### THE INPUT
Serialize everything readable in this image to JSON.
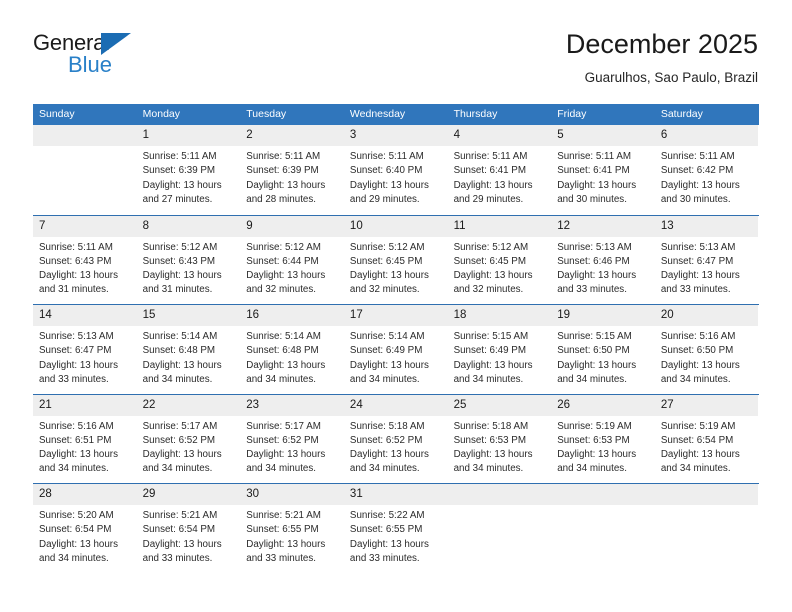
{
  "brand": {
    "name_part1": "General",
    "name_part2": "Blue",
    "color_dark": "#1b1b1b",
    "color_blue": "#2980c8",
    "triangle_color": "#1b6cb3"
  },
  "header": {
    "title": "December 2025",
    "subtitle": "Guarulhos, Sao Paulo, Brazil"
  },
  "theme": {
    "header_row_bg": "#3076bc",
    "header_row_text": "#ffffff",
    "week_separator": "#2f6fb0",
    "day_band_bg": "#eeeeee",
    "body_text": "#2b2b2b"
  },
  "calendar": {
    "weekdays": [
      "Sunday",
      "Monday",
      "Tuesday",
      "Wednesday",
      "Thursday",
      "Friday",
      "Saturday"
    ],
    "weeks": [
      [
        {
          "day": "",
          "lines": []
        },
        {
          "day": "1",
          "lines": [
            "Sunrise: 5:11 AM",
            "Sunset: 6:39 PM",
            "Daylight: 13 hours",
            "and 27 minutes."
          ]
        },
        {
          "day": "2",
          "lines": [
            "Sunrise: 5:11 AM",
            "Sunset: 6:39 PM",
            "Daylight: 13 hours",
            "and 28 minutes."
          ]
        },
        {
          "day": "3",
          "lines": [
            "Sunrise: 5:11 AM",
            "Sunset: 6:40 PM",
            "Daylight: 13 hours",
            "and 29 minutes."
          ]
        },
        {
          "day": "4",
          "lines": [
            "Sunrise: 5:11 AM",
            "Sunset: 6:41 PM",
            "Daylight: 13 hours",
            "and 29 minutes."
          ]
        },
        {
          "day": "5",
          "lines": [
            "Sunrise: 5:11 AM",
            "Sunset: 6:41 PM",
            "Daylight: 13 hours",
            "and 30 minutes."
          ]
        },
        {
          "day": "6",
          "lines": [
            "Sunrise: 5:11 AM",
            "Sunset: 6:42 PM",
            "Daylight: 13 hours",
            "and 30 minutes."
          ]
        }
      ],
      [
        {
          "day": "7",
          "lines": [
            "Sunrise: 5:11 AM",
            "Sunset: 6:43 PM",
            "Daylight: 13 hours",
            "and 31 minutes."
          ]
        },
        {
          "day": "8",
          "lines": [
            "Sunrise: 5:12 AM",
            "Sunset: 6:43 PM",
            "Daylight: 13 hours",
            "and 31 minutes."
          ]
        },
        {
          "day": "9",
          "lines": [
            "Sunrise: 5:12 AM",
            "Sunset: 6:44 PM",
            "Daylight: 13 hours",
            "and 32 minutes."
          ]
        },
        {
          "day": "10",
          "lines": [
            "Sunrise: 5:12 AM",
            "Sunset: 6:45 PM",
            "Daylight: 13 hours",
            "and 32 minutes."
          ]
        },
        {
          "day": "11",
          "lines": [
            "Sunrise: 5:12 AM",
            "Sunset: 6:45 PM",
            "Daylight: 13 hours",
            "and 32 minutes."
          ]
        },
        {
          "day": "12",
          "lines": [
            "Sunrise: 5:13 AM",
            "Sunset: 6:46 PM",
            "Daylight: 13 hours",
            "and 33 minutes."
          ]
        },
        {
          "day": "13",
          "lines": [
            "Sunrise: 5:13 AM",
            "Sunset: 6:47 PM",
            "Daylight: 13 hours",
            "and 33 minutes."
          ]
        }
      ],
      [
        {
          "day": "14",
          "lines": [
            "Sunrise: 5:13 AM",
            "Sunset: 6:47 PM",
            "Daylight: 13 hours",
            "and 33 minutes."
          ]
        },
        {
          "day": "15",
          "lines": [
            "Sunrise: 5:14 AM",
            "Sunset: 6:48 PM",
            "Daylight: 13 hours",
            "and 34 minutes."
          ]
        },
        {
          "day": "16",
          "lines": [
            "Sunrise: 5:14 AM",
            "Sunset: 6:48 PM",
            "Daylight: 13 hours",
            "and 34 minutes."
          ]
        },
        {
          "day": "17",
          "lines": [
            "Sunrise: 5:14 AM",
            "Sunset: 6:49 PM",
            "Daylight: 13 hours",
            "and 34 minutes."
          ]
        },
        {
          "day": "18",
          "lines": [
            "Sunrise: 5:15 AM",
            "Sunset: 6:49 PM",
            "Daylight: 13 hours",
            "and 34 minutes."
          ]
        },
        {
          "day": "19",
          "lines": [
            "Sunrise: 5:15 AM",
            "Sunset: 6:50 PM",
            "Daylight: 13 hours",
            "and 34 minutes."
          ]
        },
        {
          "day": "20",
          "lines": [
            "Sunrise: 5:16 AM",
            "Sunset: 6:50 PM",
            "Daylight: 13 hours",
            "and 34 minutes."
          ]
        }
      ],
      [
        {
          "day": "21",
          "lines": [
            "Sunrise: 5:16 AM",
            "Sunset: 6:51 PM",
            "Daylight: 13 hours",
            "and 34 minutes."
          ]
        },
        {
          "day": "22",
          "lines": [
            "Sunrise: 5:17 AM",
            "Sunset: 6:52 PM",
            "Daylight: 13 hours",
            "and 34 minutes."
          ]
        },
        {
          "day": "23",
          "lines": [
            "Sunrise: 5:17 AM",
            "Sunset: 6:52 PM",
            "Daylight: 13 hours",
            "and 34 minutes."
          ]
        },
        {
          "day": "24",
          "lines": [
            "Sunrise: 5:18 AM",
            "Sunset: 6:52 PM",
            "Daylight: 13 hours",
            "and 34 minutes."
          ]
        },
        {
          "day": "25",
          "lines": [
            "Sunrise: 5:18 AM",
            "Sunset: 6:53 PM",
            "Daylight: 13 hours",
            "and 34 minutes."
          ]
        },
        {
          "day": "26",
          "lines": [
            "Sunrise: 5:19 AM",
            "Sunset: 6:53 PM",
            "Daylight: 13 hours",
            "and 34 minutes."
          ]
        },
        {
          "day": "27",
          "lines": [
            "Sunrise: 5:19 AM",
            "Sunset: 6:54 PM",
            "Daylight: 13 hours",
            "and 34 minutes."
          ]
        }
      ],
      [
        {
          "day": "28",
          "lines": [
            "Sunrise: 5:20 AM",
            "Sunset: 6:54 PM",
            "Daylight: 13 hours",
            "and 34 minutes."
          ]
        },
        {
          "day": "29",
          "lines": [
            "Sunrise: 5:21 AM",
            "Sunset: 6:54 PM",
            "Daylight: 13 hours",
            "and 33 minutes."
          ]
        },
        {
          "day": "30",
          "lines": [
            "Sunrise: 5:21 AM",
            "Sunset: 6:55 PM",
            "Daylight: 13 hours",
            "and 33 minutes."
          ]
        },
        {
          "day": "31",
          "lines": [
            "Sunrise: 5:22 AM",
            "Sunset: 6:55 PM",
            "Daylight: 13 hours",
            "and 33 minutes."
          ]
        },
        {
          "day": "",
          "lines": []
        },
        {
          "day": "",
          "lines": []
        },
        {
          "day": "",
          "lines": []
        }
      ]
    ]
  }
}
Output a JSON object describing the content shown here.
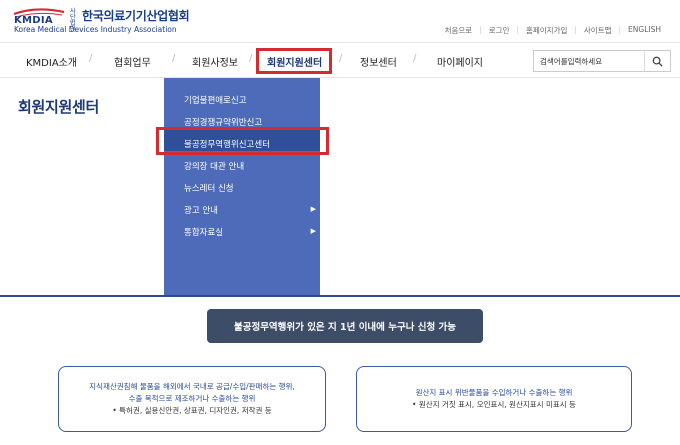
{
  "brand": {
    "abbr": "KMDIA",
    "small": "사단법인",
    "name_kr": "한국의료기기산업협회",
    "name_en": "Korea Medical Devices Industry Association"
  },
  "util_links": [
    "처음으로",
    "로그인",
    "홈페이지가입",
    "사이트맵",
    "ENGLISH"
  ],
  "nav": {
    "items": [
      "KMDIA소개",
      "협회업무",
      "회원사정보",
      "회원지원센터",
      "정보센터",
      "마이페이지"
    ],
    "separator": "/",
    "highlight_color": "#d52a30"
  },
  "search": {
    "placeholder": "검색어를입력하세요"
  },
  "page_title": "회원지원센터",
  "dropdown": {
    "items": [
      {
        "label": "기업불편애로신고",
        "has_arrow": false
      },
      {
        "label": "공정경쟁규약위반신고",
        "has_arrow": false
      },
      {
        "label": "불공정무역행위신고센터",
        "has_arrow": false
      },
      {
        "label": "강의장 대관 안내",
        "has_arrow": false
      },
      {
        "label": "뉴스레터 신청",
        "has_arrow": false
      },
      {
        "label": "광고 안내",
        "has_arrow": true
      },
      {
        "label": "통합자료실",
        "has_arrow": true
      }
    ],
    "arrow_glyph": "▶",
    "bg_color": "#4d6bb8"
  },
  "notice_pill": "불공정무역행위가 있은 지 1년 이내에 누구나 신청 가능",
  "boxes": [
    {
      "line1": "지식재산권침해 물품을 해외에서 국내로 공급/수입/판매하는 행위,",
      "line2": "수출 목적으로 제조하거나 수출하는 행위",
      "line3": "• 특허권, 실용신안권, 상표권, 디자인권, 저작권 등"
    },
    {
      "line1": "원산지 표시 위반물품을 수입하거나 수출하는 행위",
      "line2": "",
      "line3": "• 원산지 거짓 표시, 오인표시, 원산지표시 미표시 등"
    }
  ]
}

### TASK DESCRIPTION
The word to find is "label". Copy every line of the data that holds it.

### THE ANSWER
        "label": "기업불편애로신고",
        "label": "공정경쟁규약위반신고",
        "label": "불공정무역행위신고센터",
        "label": "강의장 대관 안내",
        "label": "뉴스레터 신청",
        "label": "광고 안내",
        "label": "통합자료실",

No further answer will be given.